BIM 47105 refers to specific deductions in relation to payments to dependants and close relatives of a controlling director. This repeats the comments in BIM 46035 that it is the overall remuneration package, including the pension contribution, that should be assessed and needs to be reasonable if it is to be regarded as wholly and exclusively for the purposes of the trade.
Helpfully, BIM 47106 indicates that “controlling directors are often the driving force behind the company. Where the controlling director is also the person whose work generates the company’s income, then the level of the remuneration package is a commercial decision and it is unlikely that there will be a non-business purpose for the level of the remuneration package. It should be noted that remuneration does not include entitlement to dividends, etc, arising in the capacity of shareholder”.
This could be important, given the strong continuing financial reasons for taking a dividend instead of a salary to generate significant National Insurance savings and thus diminish the “loss to the authorities” suffered on withdrawing sums from an owner-managed business.

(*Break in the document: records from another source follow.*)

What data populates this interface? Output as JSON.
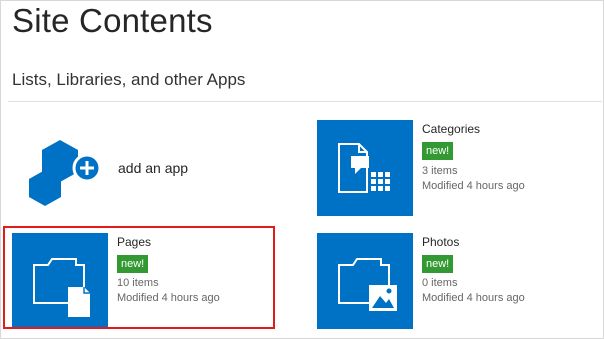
{
  "page_title": "Site Contents",
  "section_heading": "Lists, Libraries, and other Apps",
  "add_app": {
    "label": "add an app",
    "icon": "add-app-hexagon-icon"
  },
  "apps": [
    {
      "id": "categories",
      "title": "Categories",
      "badge": "new!",
      "items": "3 items",
      "modified": "Modified 4 hours ago",
      "icon": "custom-list-icon"
    },
    {
      "id": "pages",
      "title": "Pages",
      "badge": "new!",
      "items": "10 items",
      "modified": "Modified 4 hours ago",
      "icon": "document-library-icon",
      "highlighted": true
    },
    {
      "id": "photos",
      "title": "Photos",
      "badge": "new!",
      "items": "0 items",
      "modified": "Modified 4 hours ago",
      "icon": "picture-library-icon"
    }
  ],
  "colors": {
    "tile": "#0072c6",
    "badge": "#339933",
    "highlight": "#e21b1b"
  }
}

When considering what action should be taken regarding an excessive remuneration package for a director or an employee who is a close relative or friend of a controlling director, BIM 47106 indicates: “If the amounts involved and the facts established indicate that a remuneration package is demonstrably in excess of what is commercially reasonable, then there may be other avenues to consider in addition to the question of whether an element of the payment is other than wholly and exclusively for the purposes of the trade. In particular, it may also be appropriate to consider whether the settlements legislation might apply or if payment is in fact part of the controlling director’s remuneration or the proprietor’s drawings rather than the market rate remuneration of the relative/friend employee.”
If a payment or part of a payment to a relative or close friend of a director appears not to form part of their remuneration, to the extent to which it appears to exceed what is reasonably commercial, then HMRC argues that it may actually be part of the director’s own remuneration. Therefore, although the payment may be wholly and exclusively for the purposes of the trade, it will in the following circumstances be taxable on the director rather than the employee if:
– The spouse or close relative is simply acting as a conduit for the director, in which case it may be taxable as earnings of the director, or
– The payment is made to a relative or a member of the director’s family or household, in which case it may be taxable on the director under the benefits’ legislation.
The comments made by HMRC concerning the general relief on employer pension contributions in respect of a controlling director are to be welcomed.
However, advisers may still need to proceed with some caution in highcontribution cases or cases where there is insufficient current profit to support the contribution.
The reference to the consideration of the overall remuneration package, including the pension contribution, is especially welcome and appears to recognise that many owners will vary the constituents of the overall remuneration package from year to year between salary, bonus, dividends and pension contributions to suit the circumstances at the time.